**Given data**

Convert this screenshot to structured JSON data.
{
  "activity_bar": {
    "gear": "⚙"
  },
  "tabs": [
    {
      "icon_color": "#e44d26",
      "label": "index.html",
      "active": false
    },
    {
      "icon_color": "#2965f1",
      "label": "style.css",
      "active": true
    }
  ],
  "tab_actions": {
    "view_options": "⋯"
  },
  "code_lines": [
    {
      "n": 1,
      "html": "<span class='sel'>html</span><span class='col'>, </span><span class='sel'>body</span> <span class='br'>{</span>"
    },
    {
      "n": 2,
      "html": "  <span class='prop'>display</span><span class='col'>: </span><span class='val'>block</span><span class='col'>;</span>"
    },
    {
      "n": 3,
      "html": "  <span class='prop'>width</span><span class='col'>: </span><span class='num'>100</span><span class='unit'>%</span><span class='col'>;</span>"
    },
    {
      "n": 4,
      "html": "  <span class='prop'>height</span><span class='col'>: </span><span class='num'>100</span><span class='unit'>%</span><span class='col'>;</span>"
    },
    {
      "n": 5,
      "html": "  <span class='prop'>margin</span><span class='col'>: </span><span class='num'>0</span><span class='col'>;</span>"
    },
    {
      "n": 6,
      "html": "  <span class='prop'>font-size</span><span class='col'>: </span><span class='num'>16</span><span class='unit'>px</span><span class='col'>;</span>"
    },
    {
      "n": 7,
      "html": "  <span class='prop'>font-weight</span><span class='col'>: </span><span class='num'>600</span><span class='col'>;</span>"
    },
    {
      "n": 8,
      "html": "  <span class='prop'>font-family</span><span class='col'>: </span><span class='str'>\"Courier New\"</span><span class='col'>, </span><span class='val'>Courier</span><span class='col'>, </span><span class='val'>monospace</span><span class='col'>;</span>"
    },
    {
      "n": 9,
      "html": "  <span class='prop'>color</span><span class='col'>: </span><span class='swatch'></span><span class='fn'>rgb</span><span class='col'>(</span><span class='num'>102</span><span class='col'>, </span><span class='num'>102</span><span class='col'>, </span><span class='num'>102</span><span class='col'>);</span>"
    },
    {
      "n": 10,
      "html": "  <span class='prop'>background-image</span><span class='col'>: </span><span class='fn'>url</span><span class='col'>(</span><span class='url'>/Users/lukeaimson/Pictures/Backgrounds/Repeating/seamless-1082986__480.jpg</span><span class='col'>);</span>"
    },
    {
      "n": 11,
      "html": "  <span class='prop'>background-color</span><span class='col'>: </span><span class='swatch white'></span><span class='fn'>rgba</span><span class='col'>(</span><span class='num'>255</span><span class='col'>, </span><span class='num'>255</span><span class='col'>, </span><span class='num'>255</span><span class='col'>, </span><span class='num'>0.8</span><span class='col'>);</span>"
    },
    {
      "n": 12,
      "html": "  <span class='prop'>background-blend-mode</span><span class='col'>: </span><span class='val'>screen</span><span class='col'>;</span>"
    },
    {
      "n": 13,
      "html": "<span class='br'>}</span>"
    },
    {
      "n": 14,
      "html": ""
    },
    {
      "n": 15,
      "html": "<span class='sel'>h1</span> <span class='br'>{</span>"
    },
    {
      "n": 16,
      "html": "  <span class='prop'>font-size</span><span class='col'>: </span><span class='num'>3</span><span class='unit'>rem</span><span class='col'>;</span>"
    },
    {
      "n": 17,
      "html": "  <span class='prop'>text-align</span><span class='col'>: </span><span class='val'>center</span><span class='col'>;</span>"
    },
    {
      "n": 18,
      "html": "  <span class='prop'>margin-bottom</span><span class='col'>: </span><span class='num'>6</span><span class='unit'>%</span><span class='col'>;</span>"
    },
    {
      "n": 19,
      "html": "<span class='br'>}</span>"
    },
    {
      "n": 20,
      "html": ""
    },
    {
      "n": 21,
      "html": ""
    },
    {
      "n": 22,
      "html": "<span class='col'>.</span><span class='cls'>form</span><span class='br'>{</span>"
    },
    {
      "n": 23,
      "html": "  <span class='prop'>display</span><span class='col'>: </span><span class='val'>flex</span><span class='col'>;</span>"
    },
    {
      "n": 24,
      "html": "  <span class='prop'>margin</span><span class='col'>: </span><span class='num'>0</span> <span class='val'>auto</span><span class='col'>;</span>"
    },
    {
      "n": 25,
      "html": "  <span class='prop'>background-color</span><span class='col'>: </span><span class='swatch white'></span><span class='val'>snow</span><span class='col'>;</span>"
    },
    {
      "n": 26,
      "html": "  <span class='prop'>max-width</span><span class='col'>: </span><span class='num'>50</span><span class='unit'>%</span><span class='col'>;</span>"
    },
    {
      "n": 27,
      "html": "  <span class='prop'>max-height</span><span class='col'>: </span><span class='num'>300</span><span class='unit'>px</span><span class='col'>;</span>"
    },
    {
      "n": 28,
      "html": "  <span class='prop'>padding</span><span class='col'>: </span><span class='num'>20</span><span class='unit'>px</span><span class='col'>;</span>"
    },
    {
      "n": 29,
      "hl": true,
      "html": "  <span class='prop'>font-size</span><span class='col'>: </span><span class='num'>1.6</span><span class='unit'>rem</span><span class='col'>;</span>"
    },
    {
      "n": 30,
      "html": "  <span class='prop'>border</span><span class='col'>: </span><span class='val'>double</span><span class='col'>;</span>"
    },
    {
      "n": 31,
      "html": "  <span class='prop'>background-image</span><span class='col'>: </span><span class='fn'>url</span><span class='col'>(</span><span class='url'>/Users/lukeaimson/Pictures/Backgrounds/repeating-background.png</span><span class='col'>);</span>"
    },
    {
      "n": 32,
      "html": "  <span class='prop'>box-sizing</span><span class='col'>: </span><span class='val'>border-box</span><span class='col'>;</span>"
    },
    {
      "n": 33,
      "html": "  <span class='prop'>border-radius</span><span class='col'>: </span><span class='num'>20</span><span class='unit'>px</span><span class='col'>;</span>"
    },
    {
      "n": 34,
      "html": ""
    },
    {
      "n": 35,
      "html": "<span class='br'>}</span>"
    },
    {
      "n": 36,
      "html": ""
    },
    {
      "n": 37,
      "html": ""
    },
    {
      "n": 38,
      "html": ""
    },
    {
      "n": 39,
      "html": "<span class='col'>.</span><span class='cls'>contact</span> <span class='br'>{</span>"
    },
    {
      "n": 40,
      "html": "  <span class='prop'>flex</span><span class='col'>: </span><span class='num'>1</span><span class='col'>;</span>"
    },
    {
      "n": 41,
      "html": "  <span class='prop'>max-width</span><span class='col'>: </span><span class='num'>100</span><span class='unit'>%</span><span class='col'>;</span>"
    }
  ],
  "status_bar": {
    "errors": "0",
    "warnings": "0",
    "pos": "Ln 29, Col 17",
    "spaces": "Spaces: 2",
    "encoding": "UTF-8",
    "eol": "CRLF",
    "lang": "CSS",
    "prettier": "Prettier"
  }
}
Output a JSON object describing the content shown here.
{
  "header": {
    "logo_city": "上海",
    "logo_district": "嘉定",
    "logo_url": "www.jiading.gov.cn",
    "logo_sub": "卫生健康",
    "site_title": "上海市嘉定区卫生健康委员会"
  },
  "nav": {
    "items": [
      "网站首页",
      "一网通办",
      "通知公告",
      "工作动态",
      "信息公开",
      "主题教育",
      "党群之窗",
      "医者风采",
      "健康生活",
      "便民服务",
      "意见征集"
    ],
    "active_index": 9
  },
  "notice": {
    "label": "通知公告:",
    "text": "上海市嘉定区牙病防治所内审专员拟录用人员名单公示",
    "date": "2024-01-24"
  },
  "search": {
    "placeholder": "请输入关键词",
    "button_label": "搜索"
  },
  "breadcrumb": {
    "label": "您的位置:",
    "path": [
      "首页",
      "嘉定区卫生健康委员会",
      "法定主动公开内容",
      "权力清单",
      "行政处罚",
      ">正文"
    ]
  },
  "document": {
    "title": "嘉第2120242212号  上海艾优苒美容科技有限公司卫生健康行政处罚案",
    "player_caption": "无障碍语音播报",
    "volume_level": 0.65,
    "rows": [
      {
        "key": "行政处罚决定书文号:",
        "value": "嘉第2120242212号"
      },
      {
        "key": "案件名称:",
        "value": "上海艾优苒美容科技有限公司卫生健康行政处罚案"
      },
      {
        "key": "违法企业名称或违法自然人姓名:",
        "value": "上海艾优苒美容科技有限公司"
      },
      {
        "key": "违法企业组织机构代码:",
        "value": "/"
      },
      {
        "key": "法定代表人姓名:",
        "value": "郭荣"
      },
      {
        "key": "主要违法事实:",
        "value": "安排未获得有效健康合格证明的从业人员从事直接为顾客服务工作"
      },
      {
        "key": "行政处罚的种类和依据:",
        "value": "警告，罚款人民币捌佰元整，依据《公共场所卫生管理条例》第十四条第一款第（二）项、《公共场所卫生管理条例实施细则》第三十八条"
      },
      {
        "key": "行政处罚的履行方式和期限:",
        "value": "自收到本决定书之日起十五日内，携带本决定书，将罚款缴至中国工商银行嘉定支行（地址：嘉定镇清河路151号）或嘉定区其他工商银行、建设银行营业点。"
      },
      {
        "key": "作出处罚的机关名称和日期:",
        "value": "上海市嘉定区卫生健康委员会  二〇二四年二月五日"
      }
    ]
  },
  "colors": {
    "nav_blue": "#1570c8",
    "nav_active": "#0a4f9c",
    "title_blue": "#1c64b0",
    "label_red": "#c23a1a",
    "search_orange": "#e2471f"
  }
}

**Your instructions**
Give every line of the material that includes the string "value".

**Finished exercise**
        "value": "嘉第2120242212号"
        "value": "上海艾优苒美容科技有限公司卫生健康行政处罚案"
        "value": "上海艾优苒美容科技有限公司"
        "value": "/"
        "value": "郭荣"
        "value": "安排未获得有效健康合格证明的从业人员从事直接为顾客服务工作"
        "value": "警告，罚款人民币捌佰元整，依据《公共场所卫生管理条例》第十四条第一款第（二）项、《公共场所卫生管理条例实施细则》第三十八条"
        "value": "自收到本决定书之日起十五日内，携带本决定书，将罚款缴至中国工商银行嘉定支行（地址：嘉定镇清河路151号）或嘉定区其他工商银行、建设银行营业点。"
        "value": "上海市嘉定区卫生健康委员会  二〇二四年二月五日"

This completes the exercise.